Valentine is much more than just a secretary to her. With her, Maria rehearses scenes and conveniently the lines the two women deliver are relevant and apt for the dynamics between them. You’re never really sure whether they’re rehearsing or playing characters based on themselves - it’s a web of self-aware nudging and winking that is a giddy delight to watch. If that weren’t enough, the name of the play they’re rehearsing is “Majola Snake”, which refers to a pretty locale in the Swiss Alps, where clouds form at a particular time and drift away like a snake. Maria and Valentine run lines from the play while hiking across the Alps, trying to catch a glimpse of the cloud formation. They break off character and go skinny-dipping into a lake as if they’re long lost lovers.
Assayas’s ability to transition in and out of reality and fiction is impressive and in that way Binoche’s role is reminiscent of her character in Abbas Kiarostami’s Certified Copy. Although the metaphors are obvious, Assayas’s observations are delightful. Normally, a film on the life of a movie star would be rife with First World problems. Celebrities mostly come across as entitled windbags, but Assayas’s characters are wonderfully written and perfectly poised, with just enough cynicism to make you love the star in the movie. Then again, the star in question is Juliette Binoche playing herself, and she’s someone who is awfully difficult to hate.

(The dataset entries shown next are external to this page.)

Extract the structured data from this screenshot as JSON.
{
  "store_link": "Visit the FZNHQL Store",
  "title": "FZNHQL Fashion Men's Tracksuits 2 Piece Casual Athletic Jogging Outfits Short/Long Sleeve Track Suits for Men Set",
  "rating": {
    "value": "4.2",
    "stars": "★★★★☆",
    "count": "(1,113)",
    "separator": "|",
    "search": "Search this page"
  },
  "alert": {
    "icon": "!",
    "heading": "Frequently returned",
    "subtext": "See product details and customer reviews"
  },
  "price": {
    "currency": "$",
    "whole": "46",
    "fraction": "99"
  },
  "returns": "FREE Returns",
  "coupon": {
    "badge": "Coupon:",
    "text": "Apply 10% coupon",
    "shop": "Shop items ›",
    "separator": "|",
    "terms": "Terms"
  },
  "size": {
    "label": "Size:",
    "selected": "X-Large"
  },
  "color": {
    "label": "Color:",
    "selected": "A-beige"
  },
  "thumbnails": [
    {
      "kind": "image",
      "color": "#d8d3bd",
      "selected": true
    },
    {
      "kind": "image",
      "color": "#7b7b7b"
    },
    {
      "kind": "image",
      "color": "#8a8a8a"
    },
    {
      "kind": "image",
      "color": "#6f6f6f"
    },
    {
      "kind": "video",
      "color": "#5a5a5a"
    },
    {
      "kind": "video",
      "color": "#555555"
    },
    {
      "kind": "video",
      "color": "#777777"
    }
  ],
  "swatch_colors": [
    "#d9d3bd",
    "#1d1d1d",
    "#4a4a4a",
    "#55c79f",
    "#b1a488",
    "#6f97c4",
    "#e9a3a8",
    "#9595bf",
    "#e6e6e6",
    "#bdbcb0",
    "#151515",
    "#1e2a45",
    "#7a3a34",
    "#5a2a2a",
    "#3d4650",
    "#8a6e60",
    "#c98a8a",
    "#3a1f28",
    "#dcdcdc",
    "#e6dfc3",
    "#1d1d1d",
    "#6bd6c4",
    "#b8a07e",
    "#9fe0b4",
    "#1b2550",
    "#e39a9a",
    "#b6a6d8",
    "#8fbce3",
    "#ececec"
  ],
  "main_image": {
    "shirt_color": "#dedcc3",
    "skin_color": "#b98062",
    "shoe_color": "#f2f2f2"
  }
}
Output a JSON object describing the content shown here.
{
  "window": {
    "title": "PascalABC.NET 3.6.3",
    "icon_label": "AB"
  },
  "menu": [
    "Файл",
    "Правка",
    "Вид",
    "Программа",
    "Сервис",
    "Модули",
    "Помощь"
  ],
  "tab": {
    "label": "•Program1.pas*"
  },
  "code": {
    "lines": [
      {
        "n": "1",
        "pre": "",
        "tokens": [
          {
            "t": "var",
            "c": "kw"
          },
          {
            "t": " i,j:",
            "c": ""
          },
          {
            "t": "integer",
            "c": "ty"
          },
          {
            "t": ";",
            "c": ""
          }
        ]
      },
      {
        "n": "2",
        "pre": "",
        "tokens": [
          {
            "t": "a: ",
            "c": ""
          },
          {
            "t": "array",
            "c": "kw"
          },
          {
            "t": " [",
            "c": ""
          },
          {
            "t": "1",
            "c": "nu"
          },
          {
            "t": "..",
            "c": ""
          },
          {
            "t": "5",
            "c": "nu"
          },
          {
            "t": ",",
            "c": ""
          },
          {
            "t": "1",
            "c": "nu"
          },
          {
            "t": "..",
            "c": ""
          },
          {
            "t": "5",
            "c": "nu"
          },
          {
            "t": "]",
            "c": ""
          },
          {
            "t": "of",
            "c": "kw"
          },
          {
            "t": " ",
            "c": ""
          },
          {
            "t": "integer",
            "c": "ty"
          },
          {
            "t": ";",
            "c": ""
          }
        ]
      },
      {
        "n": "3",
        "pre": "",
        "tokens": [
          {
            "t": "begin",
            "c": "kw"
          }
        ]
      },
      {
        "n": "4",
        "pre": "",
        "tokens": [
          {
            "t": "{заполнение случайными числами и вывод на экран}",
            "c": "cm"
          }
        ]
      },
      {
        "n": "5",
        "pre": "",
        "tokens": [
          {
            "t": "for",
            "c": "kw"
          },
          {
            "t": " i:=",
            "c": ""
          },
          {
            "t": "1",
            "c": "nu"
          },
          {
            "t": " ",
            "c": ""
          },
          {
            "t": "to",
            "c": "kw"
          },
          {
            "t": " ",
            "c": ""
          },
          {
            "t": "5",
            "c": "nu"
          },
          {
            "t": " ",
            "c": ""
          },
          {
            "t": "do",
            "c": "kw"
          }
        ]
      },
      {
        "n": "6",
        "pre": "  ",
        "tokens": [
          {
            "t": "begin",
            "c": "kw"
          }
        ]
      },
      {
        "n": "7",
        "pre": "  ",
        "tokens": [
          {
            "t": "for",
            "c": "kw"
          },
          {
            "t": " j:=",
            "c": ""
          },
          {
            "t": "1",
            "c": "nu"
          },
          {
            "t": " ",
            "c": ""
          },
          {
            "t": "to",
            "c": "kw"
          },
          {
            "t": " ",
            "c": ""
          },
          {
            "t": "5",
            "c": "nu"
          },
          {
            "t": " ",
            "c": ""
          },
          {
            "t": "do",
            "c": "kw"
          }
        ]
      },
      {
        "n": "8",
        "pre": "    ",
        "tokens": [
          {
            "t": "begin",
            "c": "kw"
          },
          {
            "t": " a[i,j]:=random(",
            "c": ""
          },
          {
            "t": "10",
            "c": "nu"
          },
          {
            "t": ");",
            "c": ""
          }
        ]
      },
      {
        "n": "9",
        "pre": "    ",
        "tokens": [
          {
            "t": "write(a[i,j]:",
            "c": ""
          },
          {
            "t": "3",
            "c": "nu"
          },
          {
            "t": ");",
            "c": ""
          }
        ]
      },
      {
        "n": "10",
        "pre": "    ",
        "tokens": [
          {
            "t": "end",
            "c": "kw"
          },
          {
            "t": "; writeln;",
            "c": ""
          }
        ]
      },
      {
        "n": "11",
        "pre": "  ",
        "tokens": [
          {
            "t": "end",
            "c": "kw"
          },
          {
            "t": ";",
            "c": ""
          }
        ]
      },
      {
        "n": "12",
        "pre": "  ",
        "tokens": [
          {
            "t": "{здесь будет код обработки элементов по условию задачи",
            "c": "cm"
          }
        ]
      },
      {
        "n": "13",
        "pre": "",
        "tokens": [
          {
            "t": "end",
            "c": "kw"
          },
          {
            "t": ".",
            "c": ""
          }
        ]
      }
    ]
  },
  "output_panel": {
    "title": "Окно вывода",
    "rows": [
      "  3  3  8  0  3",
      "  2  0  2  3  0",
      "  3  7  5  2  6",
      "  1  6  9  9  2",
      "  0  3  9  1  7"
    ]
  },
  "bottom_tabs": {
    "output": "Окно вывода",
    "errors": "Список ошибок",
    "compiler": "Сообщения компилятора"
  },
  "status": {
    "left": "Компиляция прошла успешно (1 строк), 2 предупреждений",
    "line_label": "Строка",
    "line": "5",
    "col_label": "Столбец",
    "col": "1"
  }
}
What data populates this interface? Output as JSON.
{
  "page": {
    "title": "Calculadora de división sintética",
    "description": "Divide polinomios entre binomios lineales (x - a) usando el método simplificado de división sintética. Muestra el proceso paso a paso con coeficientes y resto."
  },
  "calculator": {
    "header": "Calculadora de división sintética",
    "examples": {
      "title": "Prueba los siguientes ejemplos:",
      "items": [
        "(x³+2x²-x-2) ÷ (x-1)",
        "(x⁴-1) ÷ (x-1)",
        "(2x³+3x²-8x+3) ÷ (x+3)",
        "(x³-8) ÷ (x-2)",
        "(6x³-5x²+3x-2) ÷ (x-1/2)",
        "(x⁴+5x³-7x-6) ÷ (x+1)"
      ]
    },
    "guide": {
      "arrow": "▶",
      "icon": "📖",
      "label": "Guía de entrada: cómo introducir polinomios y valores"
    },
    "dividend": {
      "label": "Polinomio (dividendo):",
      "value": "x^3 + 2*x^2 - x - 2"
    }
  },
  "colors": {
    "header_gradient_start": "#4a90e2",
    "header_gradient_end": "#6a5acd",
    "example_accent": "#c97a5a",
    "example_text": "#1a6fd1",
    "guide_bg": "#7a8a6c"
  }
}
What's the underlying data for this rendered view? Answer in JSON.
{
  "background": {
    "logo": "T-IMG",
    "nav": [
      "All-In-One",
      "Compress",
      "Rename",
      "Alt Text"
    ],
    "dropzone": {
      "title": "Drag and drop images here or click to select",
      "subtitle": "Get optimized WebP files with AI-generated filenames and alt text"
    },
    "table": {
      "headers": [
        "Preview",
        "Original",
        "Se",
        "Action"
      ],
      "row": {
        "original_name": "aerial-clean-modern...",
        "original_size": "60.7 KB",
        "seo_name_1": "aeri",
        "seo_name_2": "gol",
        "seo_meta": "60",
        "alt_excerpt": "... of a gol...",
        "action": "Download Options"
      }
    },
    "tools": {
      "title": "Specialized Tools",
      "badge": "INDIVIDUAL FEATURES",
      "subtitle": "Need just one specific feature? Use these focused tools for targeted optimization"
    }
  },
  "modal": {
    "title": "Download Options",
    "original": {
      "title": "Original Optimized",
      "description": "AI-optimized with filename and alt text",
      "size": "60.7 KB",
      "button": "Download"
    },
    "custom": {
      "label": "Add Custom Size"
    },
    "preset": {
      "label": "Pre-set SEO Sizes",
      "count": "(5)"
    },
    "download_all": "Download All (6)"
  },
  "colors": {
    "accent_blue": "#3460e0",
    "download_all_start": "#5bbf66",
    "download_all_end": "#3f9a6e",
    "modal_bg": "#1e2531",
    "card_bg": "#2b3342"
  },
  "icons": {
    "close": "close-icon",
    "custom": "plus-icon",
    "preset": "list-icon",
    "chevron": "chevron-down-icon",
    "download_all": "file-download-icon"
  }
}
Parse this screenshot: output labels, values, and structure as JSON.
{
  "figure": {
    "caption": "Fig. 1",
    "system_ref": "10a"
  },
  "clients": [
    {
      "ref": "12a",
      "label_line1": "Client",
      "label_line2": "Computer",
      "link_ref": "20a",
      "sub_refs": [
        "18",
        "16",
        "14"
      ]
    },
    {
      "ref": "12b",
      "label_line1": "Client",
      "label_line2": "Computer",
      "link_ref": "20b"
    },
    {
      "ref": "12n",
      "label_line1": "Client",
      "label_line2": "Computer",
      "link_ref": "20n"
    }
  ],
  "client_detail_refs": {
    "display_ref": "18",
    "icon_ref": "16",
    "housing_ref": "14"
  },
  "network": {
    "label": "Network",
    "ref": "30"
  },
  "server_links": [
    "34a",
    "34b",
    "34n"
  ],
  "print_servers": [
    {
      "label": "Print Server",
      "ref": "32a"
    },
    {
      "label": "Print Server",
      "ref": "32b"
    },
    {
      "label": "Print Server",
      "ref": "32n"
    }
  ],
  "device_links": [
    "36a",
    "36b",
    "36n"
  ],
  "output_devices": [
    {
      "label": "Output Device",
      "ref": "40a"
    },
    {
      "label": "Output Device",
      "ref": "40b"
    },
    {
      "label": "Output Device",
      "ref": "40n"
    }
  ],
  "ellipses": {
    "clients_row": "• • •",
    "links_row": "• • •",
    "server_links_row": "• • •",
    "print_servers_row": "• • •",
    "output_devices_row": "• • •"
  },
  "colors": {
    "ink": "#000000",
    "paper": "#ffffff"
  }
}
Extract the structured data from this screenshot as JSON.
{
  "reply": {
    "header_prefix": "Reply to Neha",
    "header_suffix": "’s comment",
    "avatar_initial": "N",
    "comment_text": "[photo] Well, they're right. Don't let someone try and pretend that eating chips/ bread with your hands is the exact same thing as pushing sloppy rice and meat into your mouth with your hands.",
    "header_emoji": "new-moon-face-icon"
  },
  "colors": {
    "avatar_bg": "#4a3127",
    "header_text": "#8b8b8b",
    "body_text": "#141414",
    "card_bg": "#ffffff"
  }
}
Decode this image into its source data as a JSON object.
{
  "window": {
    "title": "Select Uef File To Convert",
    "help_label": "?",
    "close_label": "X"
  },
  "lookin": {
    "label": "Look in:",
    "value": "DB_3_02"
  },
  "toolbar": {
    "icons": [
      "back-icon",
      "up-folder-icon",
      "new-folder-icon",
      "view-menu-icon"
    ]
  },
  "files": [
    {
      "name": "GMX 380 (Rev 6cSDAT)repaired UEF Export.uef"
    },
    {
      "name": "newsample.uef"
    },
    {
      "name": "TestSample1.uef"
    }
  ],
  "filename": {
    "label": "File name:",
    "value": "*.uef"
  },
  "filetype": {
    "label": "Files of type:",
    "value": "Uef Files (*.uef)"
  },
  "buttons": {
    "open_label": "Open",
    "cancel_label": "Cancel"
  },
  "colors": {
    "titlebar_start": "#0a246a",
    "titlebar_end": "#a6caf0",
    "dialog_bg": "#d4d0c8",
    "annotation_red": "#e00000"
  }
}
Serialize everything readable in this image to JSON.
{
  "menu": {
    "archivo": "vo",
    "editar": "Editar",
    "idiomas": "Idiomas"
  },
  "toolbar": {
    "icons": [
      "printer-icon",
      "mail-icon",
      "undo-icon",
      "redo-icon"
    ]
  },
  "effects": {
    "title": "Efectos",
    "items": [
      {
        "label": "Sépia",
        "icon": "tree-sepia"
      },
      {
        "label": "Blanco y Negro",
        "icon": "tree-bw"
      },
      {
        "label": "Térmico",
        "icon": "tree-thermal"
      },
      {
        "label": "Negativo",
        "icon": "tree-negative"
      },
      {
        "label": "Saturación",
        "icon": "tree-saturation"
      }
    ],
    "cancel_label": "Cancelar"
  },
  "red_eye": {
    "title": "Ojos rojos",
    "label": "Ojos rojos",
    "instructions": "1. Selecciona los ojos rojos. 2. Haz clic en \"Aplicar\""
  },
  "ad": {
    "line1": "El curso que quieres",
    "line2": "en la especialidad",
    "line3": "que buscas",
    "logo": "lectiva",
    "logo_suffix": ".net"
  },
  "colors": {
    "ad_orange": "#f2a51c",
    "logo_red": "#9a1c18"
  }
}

What Assayas does deserve credit for is that he’s managed to extract a really great performance from Kristen Stewart, which until Clouds of Sils Maria would have been considered a cosmic impossibility. Assayas often satirizes the Hollywood system and takes a dig at how the charm of cinema and the acting craft is losing out to superhero blockbusters. The conversations are electric, particularly the exchanges between Binoche and Stewart about these crowdpleaser movies. Binoche struggles to find the merits of popcorn consumerism over the aesthetic joys of arthouse cinema. A hilarious sequence in which Jo-Aann is introduced involves Jo-Ann playing a mutant in an unintentionally funny science fiction drama. Jo-Ann happens to be a 19-year-old arrested for DUI and Maria can’t believe that someone as classless and scrappy as her could be even considered for a classic role. Maria also has trouble accepting that someone with no regard for the craft of acting can be a more famous actress than her. She is jealous of youth and so hates it, all the while secretly longing for it. One can’t help wondering if the whole film was born out of a conversation Assayas had with Binoche on an afternoon over tea.
(First published in Firstpost)